« our campaigns | Keeping your children safe from Poisoning
Most poisoning accidents involve medicines, household products and cosmetics. In Qatar the numbers of cases are increasing. The main reasons are a lack of adult supervision, failing to use safety caps on medicine bottles and keeping drugs in alternative containers, such as juice bottles.
Storing Medicines – Keep medicines well out of reach, and out of sight, of young children. Put them in a high cupboard, a cupboard fitted with a child-resistant catch, a lockable cabinet, or even a lockable suitcase.
Don’t keep them:
- On your bedside table – your child can easily get into the bedroom without being seen
- In your handbag – this is a favourite place for toddlers to find tablets
- In the fridge – if a medicine needs to be kept in the fridge it will say so on the box.
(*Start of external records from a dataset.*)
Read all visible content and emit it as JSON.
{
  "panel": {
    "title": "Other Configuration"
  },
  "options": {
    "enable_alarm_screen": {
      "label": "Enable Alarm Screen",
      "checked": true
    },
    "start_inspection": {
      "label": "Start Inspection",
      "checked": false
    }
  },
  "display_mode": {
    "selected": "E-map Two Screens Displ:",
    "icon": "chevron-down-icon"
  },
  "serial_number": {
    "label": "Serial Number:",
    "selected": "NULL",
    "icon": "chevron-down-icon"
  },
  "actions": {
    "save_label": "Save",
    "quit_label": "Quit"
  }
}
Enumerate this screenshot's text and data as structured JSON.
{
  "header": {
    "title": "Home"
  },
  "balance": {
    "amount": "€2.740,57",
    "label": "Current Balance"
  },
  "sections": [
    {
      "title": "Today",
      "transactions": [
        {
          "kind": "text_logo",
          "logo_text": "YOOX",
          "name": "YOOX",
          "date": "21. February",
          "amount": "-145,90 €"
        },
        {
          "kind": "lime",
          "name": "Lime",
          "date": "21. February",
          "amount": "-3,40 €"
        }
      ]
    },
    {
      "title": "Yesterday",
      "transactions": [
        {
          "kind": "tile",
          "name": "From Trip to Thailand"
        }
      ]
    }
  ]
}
If it does, keep it as high up and hidden as possible.
Medicines – general tips
- Keep the caps closed on medicine bottles and put all medicines away immediately
- Remember that while child-resistant caps may slow a child down, they are not child proof
- Keep all medicines in their original containers so it is clear what is in them and it is harder for children to open them
- Take extra care with tablets in see-through packs or brightly coloured tablets – they are especially tempting to children
- Don’t count out your tablets for the day and leave them lying around
- Take your medicine when your child isn’t around so they don’t try to copy you
- Teach your child about the safe use of medicines and never pretend they are sweets
- Take left-over medicines to your local pharmacy for them to throw away safely
- Keep an eye on your children in other people’s houses as they may not be as careful as you.
Storing household chemicals and products
- Keep all household chemicals and cleaning products – including detergent tablets for the dishwasher or washing machine – out of sight and in cupboards with child-resistant catches
- Keep potentially harmful products high up and out of reach – never under the sink or on the floor by the toilet
- Move products out of reach if you are called away while using them – for example, if the phone rings while you are cleaning the toilet
- Dispose of empty containers safely and out of your child’s reach
- Only store chemicals in their original containers, don’t put them into other containers (such as water or juice bottles) as they may be drunk by mistake.
Household chemicals and products – general tips
- Look for products with child-resistant caps but remember this does not make them child-proof; some children as young as three can open them in seconds
- Remember that detergent capsules come in boxes that aren’t child-resistant
- Look for products with a bittering agent – this makes them taste horrible and helps stop young children swallowing them
- Remember that cigarettes, alcohol, perfumes, aromatherapy oils and mouthwash can all be poisonous to children
If you think your child has swallowed a harmful medicine or chemical:
- Get advice immediately from your doctor
- Find the bottle or packet and take it with you if you go to the hospital
- Don’t give your child salt water or anything to make them sick
- If the child is unconscious, or if there is burning to the mouth, dial 999 immediately to call an ambulance.